◆ Task directions: Pull every "title" line out of the data below.

◆ Exercise inputs:
Segment Open

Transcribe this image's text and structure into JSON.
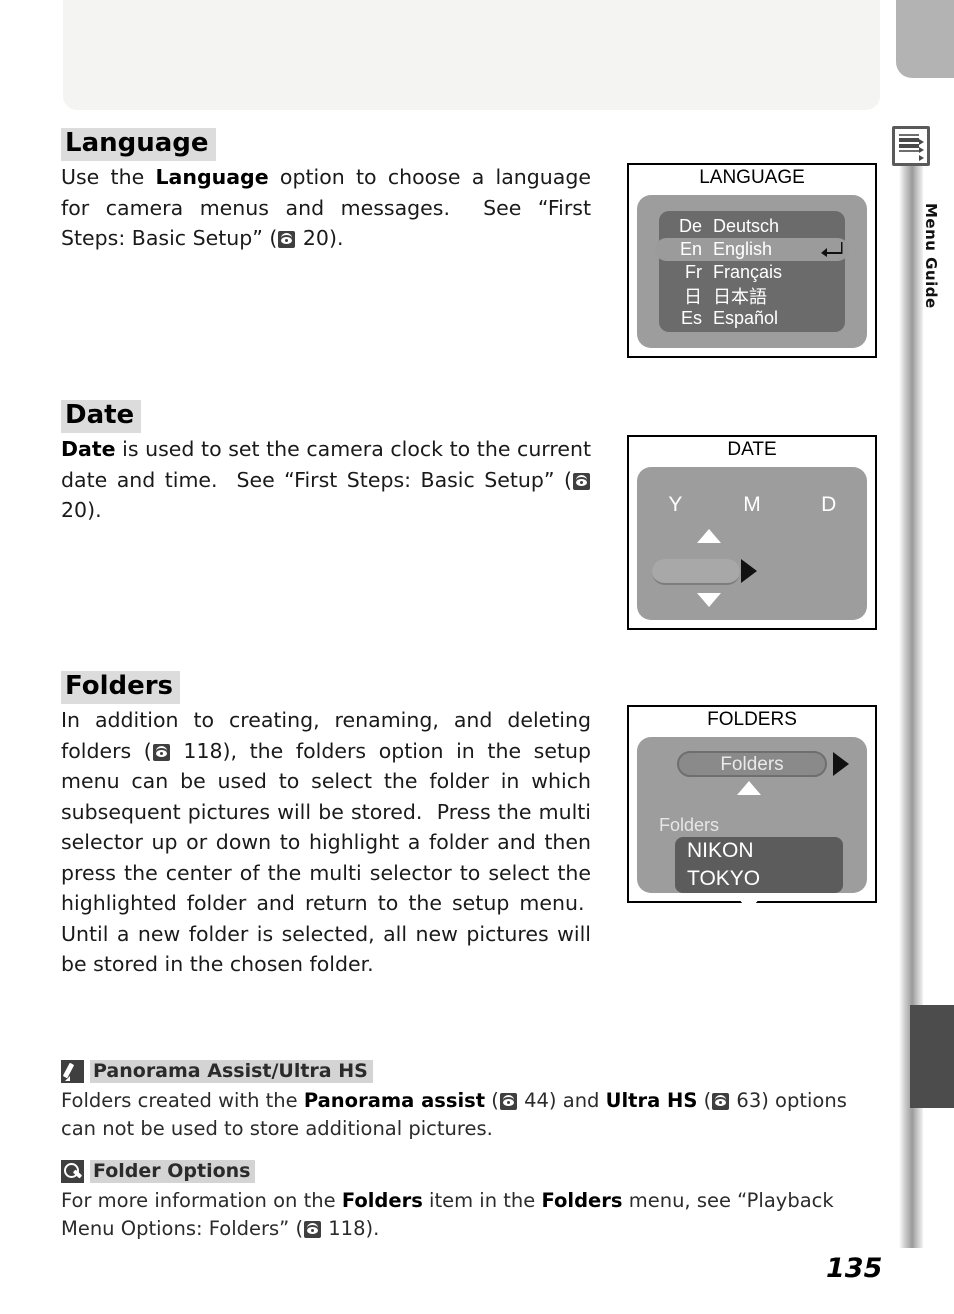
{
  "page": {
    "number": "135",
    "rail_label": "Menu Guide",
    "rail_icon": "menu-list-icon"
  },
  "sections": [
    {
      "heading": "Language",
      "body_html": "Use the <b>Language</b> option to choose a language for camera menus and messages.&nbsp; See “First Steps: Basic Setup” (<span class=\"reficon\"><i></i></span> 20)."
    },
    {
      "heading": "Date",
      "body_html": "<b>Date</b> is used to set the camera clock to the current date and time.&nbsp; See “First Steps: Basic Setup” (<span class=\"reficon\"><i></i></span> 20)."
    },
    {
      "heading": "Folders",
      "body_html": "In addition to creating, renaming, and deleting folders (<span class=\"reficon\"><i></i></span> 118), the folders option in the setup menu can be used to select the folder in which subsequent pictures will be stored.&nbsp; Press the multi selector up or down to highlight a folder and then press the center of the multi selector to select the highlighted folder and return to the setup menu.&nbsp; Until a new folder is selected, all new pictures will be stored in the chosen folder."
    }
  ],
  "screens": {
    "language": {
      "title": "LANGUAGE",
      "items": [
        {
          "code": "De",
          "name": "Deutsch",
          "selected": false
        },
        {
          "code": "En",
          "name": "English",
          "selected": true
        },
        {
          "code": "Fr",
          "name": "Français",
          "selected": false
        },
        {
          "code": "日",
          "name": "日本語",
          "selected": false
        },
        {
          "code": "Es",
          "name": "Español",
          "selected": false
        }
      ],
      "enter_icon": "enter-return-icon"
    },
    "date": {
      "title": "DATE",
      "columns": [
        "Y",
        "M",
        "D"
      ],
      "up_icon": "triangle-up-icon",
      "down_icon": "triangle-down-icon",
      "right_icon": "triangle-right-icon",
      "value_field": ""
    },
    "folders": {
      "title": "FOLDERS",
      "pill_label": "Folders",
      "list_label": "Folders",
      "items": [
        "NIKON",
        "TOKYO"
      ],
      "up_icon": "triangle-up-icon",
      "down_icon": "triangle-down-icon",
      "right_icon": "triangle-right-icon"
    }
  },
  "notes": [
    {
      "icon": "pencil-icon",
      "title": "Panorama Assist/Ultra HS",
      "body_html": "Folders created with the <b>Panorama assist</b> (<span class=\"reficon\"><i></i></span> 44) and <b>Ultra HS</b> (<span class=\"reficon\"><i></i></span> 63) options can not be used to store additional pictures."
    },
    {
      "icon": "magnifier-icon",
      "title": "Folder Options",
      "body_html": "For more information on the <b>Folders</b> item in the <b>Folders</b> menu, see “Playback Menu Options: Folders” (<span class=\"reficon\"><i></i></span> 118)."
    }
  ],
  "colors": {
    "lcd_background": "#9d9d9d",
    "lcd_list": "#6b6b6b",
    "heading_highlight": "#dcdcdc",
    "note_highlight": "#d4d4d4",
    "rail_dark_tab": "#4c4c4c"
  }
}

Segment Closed

◆ Completed exercise:
      "title": "LANGUAGE",
      "title": "DATE",
      "title": "FOLDERS",
      "title": "Panorama Assist/Ultra HS",
      "title": "Folder Options",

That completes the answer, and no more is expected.